The toddler was screaming and kicking in his backpack and trying to climb out when it is our turn to make the journey. I had to hold onto his ankle behind me to make sure he stayed tight in his pack. Another mom on the trail came in behind us and offered to carry my 4 yr. old. And so, like the Oregon Trail travelers trying to maneuver our way to paradise on the other side of the Wild West mountains, we followed in line through the waters. Against our camp ground’s popular beliefs of our abilities, we made it!
We soaked in the hot springs and played- feeling pumped up from our victory. My daughter ran around like a curious mountain goat, making friends with old ladies who knew her name all of a sudden. She yelled from the top pool down to me,
“Mom, what is my birthday again? Betty up here wants to know”!

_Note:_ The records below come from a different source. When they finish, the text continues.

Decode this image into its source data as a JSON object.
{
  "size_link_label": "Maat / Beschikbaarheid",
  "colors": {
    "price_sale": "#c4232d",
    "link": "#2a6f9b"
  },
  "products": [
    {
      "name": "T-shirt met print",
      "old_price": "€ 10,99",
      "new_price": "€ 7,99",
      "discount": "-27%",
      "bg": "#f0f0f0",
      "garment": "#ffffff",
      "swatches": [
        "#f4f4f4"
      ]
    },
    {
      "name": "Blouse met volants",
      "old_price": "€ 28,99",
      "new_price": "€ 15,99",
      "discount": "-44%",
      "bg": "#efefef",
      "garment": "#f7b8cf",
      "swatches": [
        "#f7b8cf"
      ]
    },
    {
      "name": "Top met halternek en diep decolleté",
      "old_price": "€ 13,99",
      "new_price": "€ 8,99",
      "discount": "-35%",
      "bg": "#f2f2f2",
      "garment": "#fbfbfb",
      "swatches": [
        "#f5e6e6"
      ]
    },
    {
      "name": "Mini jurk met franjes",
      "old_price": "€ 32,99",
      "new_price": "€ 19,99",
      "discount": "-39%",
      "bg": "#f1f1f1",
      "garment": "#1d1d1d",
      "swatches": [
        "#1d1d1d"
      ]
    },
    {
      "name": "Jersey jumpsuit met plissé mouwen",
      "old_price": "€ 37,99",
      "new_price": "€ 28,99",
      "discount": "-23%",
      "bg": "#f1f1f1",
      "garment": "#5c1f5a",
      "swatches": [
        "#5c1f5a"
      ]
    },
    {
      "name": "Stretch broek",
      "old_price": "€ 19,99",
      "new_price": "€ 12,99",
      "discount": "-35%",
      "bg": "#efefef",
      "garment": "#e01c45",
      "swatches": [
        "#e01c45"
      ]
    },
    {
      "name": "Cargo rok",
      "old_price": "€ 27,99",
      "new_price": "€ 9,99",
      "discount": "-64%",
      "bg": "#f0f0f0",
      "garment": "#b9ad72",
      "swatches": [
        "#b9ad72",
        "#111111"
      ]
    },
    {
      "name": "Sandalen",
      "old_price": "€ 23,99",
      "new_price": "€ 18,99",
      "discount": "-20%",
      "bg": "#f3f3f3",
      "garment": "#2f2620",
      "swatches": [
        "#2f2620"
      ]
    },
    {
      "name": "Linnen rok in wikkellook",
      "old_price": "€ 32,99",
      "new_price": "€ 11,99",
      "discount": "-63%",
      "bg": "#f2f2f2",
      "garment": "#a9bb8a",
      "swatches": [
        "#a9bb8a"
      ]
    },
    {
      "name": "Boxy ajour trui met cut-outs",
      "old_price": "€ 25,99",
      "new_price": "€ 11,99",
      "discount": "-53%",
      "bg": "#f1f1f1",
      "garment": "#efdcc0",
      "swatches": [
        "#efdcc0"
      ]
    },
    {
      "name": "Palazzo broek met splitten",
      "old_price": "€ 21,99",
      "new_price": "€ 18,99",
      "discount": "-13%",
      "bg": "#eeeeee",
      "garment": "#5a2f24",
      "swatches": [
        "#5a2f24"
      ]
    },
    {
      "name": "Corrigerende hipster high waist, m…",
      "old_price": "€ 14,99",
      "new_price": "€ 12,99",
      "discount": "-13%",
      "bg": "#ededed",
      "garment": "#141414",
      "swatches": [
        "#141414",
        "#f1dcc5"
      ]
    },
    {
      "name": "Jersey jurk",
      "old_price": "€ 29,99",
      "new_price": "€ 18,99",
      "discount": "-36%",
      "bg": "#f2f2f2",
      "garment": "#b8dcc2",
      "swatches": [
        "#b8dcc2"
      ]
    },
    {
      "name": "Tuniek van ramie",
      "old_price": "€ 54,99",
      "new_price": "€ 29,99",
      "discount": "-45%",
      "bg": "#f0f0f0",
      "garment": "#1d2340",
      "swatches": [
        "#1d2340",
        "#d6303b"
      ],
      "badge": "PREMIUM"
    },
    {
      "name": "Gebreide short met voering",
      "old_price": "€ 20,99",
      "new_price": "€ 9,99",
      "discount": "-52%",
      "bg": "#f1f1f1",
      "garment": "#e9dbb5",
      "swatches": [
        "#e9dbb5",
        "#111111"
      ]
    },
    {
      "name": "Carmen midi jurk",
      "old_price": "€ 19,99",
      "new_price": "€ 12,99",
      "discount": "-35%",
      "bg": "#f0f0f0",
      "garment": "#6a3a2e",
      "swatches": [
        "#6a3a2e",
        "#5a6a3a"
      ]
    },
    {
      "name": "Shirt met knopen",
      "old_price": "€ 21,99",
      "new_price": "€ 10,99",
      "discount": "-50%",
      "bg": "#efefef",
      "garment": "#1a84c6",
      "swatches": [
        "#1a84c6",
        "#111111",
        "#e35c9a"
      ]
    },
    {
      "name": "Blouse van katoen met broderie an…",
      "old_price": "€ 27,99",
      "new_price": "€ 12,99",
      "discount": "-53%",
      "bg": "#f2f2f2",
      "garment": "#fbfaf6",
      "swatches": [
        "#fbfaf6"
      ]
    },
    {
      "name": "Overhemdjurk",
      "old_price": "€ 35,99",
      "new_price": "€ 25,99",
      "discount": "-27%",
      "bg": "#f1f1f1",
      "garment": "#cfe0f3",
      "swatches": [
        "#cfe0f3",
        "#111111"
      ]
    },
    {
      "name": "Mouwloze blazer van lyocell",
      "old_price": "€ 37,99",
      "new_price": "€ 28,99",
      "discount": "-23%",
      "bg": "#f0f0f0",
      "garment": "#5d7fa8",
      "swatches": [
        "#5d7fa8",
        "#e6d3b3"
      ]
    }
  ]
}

I told her I admired how adventurous she was being, but if she could ask me before she climbed on top of the boulders that would be peachy. My 4 yr. old son and his new friend threw rocks into the swift river almost the entire time and stood under the waterfall, laughing hysterically at the fact that it was just like a shower,
“Mom, its so funny! Its just like a shower!”
On our journey back, I decided to carry my 4yr. old on the front of me and told him to hold on to me like a little monkey- while my toddler is in the back pack again (enjoying his ride this time without a diaper on and eating a chunk of beef jerky). I feel like a pack mule and wish my husband could have seen me doing this- it was hilarious.
The hike back to camp was harder going uphill, but my knees didn’t give up on me like the naysayer in my head predicted. I sat down for a half hour for lunch and then packed up camp to head home (that sucked). I kept thinking during that horrid time of packing that if I can carry my kids in the river like a mamma monkey, I can pretty much do anything- and I did. I started to wonder what things I have not been trying because someone told me I couldn’t or I had guessed that I wasn’t capable of it…or I was scared to be uncomfortable with the uncertainty of taking the left fork in the road….Adventure has a way of making you think about life on a deeper level. I don’t think we were made to be so afraid! 🙂
Following the South Fork of the Payette River on the way home was a treat- it was reminding me that someday I will be on the adventure of floating that river and fishing it. But this adventure with kids was just as golden, and adventure can be at any phase in your life…
If you are willing to turn left at the fork in the road.
I love forks.
*Does anyone else love fishing forks of big rivers??